(GIVEN ENTRIES Opens)

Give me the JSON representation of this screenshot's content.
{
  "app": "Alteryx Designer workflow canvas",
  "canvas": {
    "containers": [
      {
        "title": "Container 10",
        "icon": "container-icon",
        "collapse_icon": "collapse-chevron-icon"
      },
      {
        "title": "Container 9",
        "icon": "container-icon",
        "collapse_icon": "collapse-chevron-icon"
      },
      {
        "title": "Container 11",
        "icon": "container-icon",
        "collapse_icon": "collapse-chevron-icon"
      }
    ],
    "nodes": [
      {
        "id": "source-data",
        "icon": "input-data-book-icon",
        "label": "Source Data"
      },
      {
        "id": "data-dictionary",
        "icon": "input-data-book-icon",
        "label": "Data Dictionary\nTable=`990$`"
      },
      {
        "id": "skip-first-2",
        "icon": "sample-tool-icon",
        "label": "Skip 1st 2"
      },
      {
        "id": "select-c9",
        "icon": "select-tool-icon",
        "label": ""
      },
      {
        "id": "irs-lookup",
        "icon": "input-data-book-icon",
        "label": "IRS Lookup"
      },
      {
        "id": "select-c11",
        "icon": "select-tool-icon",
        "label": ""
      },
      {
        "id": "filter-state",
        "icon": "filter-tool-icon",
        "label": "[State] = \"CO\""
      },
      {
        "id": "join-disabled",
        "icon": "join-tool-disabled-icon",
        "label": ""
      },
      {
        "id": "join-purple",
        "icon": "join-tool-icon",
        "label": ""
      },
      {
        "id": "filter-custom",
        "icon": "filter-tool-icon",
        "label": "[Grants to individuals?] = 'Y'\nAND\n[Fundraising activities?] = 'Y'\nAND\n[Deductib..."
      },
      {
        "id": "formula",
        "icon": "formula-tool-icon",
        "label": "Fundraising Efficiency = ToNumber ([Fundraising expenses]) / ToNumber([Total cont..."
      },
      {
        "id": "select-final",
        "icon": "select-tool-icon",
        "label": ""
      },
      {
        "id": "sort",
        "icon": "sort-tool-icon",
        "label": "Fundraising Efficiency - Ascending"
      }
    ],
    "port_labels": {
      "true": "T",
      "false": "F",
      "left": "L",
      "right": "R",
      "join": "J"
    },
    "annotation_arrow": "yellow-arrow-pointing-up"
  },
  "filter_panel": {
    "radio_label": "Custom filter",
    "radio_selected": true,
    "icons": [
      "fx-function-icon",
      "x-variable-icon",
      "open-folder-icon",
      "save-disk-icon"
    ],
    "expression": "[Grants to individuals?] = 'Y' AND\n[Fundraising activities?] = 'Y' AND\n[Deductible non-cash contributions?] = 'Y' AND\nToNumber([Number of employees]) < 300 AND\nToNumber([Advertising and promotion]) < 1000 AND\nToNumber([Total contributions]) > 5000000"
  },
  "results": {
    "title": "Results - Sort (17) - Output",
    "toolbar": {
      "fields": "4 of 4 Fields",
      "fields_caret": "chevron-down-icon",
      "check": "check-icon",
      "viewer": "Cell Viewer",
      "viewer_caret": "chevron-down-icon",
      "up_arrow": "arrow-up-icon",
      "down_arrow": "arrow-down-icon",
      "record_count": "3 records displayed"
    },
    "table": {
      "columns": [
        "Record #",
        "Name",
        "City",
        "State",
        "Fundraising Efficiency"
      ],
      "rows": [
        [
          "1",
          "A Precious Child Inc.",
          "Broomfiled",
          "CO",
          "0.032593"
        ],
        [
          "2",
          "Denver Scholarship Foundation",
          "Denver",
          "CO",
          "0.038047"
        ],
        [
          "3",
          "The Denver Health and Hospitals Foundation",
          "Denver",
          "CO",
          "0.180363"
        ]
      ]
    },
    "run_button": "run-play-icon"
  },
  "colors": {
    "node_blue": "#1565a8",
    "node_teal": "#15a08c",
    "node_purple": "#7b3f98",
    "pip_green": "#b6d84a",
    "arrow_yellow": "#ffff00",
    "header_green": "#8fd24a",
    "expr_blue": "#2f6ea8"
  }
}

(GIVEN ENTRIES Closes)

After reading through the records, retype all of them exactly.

### OUTPUT OF THE TASK
Give me the JSON representation of this screenshot's content.
{
  "app": "Alteryx Designer workflow canvas",
  "canvas": {
    "containers": [
      {
        "title": "Container 10",
        "icon": "container-icon",
        "collapse_icon": "collapse-chevron-icon"
      },
      {
        "title": "Container 9",
        "icon": "container-icon",
        "collapse_icon": "collapse-chevron-icon"
      },
      {
        "title": "Container 11",
        "icon": "container-icon",
        "collapse_icon": "collapse-chevron-icon"
      }
    ],
    "nodes": [
      {
        "id": "source-data",
        "icon": "input-data-book-icon",
        "label": "Source Data"
      },
      {
        "id": "data-dictionary",
        "icon": "input-data-book-icon",
        "label": "Data Dictionary\nTable=`990$`"
      },
      {
        "id": "skip-first-2",
        "icon": "sample-tool-icon",
        "label": "Skip 1st 2"
      },
      {
        "id": "select-c9",
        "icon": "select-tool-icon",
        "label": ""
      },
      {
        "id": "irs-lookup",
        "icon": "input-data-book-icon",
        "label": "IRS Lookup"
      },
      {
        "id": "select-c11",
        "icon": "select-tool-icon",
        "label": ""
      },
      {
        "id": "filter-state",
        "icon": "filter-tool-icon",
        "label": "[State] = \"CO\""
      },
      {
        "id": "join-disabled",
        "icon": "join-tool-disabled-icon",
        "label": ""
      },
      {
        "id": "join-purple",
        "icon": "join-tool-icon",
        "label": ""
      },
      {
        "id": "filter-custom",
        "icon": "filter-tool-icon",
        "label": "[Grants to individuals?] = 'Y'\nAND\n[Fundraising activities?] = 'Y'\nAND\n[Deductib..."
      },
      {
        "id": "formula",
        "icon": "formula-tool-icon",
        "label": "Fundraising Efficiency = ToNumber ([Fundraising expenses]) / ToNumber([Total cont..."
      },
      {
        "id": "select-final",
        "icon": "select-tool-icon",
        "label": ""
      },
      {
        "id": "sort",
        "icon": "sort-tool-icon",
        "label": "Fundraising Efficiency - Ascending"
      }
    ],
    "port_labels": {
      "true": "T",
      "false": "F",
      "left": "L",
      "right": "R",
      "join": "J"
    },
    "annotation_arrow": "yellow-arrow-pointing-up"
  },
  "filter_panel": {
    "radio_label": "Custom filter",
    "radio_selected": true,
    "icons": [
      "fx-function-icon",
      "x-variable-icon",
      "open-folder-icon",
      "save-disk-icon"
    ],
    "expression": "[Grants to individuals?] = 'Y' AND\n[Fundraising activities?] = 'Y' AND\n[Deductible non-cash contributions?] = 'Y' AND\nToNumber([Number of employees]) < 300 AND\nToNumber([Advertising and promotion]) < 1000 AND\nToNumber([Total contributions]) > 5000000"
  },
  "results": {
    "title": "Results - Sort (17) - Output",
    "toolbar": {
      "fields": "4 of 4 Fields",
      "fields_caret": "chevron-down-icon",
      "check": "check-icon",
      "viewer": "Cell Viewer",
      "viewer_caret": "chevron-down-icon",
      "up_arrow": "arrow-up-icon",
      "down_arrow": "arrow-down-icon",
      "record_count": "3 records displayed"
    },
    "table": {
      "columns": [
        "Record #",
        "Name",
        "City",
        "State",
        "Fundraising Efficiency"
      ],
      "rows": [
        [
          "1",
          "A Precious Child Inc.",
          "Broomfiled",
          "CO",
          "0.032593"
        ],
        [
          "2",
          "Denver Scholarship Foundation",
          "Denver",
          "CO",
          "0.038047"
        ],
        [
          "3",
          "The Denver Health and Hospitals Foundation",
          "Denver",
          "CO",
          "0.180363"
        ]
      ]
    },
    "run_button": "run-play-icon"
  },
  "colors": {
    "node_blue": "#1565a8",
    "node_teal": "#15a08c",
    "node_purple": "#7b3f98",
    "pip_green": "#b6d84a",
    "arrow_yellow": "#ffff00",
    "header_green": "#8fd24a",
    "expr_blue": "#2f6ea8"
  }
}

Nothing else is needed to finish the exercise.